|Commenced in January 2007||Frequency: Monthly||Edition: International||Paper Count: 10|
The aeronautics sector is currently living an unprecedented growth largely due to innovative projects. In several cases, such innovative developments are being carried out by Small and Medium sized-Enterprises (SMEs). For instance, in Europe, a handful of SMEs are leading projects like airships, large civil drones, or flying cars. These SMEs have all limited resources, must make strategic decisions, take considerable financial risks and in the same time must take into account the constraints of safety, cost, time and performance as any commercial organization in this industry. Moreover, today, no international regulations fully exist for the development and certification of this kind of projects. The absence of such a precise and sufficiently detailed regulatory framework requires a very close contact with regulatory instances. But, SMEs do not always have sufficient resources and internal knowledge to handle this complexity and to discuss these issues. This poses additional challenges for those SMEs that have system integration responsibilities and that must provide all the necessary means of compliance to demonstrate their ability to design, produce, and operate airships with the expected level of safety and reliability. The final objective of our research is thus to provide a methodological framework supporting SMEs in their development taking into account recent innovation and institutional rules of the sector. We aim to provide a contribution to the problematic by developing a specific Model-Based Systems Engineering (MBSE) approach. Airspace regulation, aeronautics standards and international norms on systems engineering are taken on board to be formalized in a set of models. This paper presents the on-going research project combining Systems Engineering and Project Management process modeling and taking into account the metamodeling problematic.

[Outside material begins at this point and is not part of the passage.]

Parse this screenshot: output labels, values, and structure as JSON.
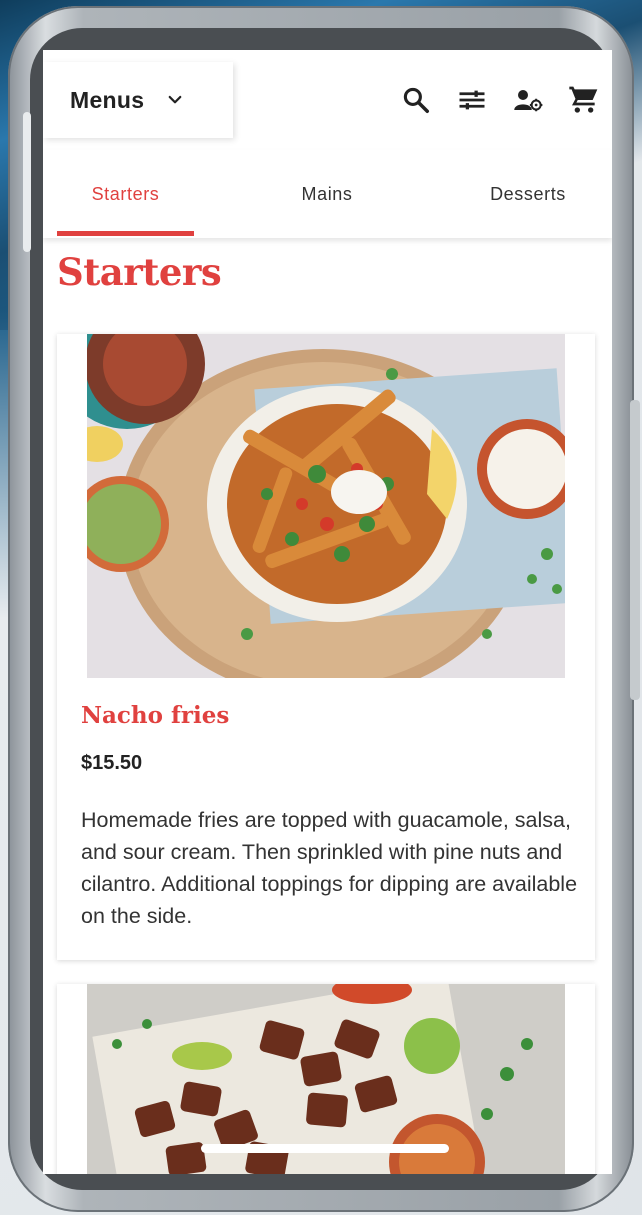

This paper critically examines the evolution of socio-technical systems theory, its practices, and challenges in system design and development. It examines concepts put forward by researchers focusing on the application of the theory in software engineering. There are various methods developed that use socio-technical concepts based on systems engineering without remarkable success. The main constraint is the large amount of data and inefficient techniques used in the application of the concepts in system engineering for developing time-bound systems and within a limited/controlled budget. This paper critically examines each of the methods, highlight bottlenecks and suggest the way forward. Since socio-technical systems theory only explains what to do, but not how doing it, hence engineers are not using the concept to save time, costs and reduce risks associated with new frameworks. Hence, a new framework, which can be considered as a practical approach is proposed that borrows concepts from soft systems method, agile systems development and object-oriented analysis and design to bridge the gap between theory and practice. The approach will enable the development of systems using socio-technical systems theory to attract/enable the system engineers/software developers to use socio-technical systems theory in building worthwhile information systems to avoid fragilities and hostilities in the work environment.
Systems Engineering plays a key role during industrial product development of complex technical systems. The need for systems engineers in industry is growing. But there is a gap between the industrial need and the academic education. Normally the academic education is focused on the domain specific design, implementation and testing of technical systems. Necessary systems engineering expertise like knowledge about requirements analysis, product cost estimation, management or social skills are poorly taught. Thus there is the need of new academic concepts for teaching systems engineering skills. This paper presents a project-orientated training concept to prepare students from different technical degree programs for systems engineering activities. The training concept has been initially implemented and applied in the industrial engineering master program of the University of Applied Sciences Offenburg.
The final step to complete the “Analytical Systems Engineering Process” is the “Allocated Architecture” in which all Functional Requirements (FRs) of an engineering system must be allocated into their corresponding Physical Components (PCs). At this step, any design for developing the system’s allocated architecture in which no clear pattern of assigning the exclusive “responsibility” of each PC for fulfilling the allocated FR(s) can be found is considered a poor design that may cause difficulties in determining the specific PC(s) which has (have) failed to satisfy a given FR successfully. The present study utilizes the Axiomatic Design method principles to mathematically address this problem and establishes an “Axiomatic Model” as a solution for reaching good alternatives for developing the allocated architecture. This study proposes a “loss Function”, as a quantitative criterion to monetarily compare non-ideal designs for developing the allocated architecture and choose the one which imposes relatively lower cost to the system’s stakeholders. For the case-study, we use the existing design of U. S. electricity marketing subsystem, based on data provided by the U.S. Energy Information Administration (EIA). The result for 2012 shows the symptoms of a poor design and ineffectiveness due to coupling among the FRs of this subsystem.